New York

Oversight of Regents scoring has serious flaws, state audit finds

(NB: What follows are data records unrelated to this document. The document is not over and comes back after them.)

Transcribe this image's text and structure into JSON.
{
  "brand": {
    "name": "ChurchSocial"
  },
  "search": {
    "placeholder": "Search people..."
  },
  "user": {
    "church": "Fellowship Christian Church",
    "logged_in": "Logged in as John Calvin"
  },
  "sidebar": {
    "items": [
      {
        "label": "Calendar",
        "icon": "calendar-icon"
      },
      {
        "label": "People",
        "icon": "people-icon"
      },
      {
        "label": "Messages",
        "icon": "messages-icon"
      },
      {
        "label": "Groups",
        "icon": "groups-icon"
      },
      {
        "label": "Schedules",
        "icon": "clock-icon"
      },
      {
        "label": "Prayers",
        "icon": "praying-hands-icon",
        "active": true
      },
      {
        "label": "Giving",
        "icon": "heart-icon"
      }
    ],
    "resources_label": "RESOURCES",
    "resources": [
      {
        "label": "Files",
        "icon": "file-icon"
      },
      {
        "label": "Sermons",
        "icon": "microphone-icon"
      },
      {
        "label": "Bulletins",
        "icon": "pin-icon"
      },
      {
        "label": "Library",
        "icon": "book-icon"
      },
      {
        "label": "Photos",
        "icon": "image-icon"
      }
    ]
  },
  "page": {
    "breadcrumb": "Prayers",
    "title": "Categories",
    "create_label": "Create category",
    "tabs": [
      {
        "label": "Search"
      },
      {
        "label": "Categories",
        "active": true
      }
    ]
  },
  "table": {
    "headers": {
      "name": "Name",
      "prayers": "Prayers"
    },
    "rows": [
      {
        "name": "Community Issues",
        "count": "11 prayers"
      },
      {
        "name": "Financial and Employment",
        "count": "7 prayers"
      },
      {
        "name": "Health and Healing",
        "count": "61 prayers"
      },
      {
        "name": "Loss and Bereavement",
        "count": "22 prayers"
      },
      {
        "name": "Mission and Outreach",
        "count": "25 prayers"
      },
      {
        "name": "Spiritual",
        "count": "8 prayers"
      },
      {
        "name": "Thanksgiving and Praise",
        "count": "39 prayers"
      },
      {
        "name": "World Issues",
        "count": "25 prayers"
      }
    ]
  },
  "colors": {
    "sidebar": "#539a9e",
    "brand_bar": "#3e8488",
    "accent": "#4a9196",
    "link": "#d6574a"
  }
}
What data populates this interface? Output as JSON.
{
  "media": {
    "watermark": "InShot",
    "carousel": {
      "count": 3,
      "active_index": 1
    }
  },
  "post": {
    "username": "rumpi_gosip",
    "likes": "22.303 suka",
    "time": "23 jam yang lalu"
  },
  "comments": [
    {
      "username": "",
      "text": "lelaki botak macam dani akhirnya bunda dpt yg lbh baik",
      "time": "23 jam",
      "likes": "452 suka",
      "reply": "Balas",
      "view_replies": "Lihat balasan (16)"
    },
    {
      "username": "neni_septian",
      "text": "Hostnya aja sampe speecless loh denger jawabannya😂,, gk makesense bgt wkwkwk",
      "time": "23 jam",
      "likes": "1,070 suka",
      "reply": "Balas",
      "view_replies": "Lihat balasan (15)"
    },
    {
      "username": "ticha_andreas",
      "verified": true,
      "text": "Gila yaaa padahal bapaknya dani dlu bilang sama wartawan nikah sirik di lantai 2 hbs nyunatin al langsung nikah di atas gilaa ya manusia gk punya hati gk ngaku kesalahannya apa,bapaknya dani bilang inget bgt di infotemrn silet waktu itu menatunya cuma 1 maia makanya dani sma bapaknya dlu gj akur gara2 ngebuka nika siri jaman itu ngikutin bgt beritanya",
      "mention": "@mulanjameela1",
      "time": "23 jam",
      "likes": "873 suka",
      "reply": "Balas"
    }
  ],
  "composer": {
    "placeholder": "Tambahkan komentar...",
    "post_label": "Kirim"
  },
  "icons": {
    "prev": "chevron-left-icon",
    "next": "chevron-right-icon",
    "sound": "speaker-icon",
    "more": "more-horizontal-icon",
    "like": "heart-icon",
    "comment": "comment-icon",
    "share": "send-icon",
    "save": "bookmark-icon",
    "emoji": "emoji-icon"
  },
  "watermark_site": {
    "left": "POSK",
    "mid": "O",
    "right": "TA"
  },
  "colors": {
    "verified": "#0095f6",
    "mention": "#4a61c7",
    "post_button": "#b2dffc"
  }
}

The New York State Education Department is failing to ensure that Regents tests are properly scored, according to an audit published today by the state comptroller's office. The exams are given to high school students, who have to pass five in different subject areas in order to receive a Regents diploma. Teachers normally administer and score the tests under the supervision of each school's principal, and the school district is responsible for reporting scores to the state. The audit focused on the review process the state uses to ensure the scoring is accurate and consistent. In these reviews, a group of teachers and NYSED officials re-score a random selection of exams and compare them to how the tests were originally scored to judge the accuracy. The review team then makes recommendations to the state and to schools about how to improve the scoring process. In the most recent review, completed in 2005, the scores awarded by schools were routinely higher than the scores given by the reviewers, and reviewers reported that school scorers frequently assigned full credit to student answers that were "vague, incomplete, inaccurate or insufficiently detailed." But auditors found little to suggest that the state followed up to improve the process, the report says. "For example, we found no evidence actions were taken to implement the Review team's recommendations to improve scoring training and enhance quality control during the scoring process. We also found no evidence actions were taken to bring about improvements at particular schools," the auditors write.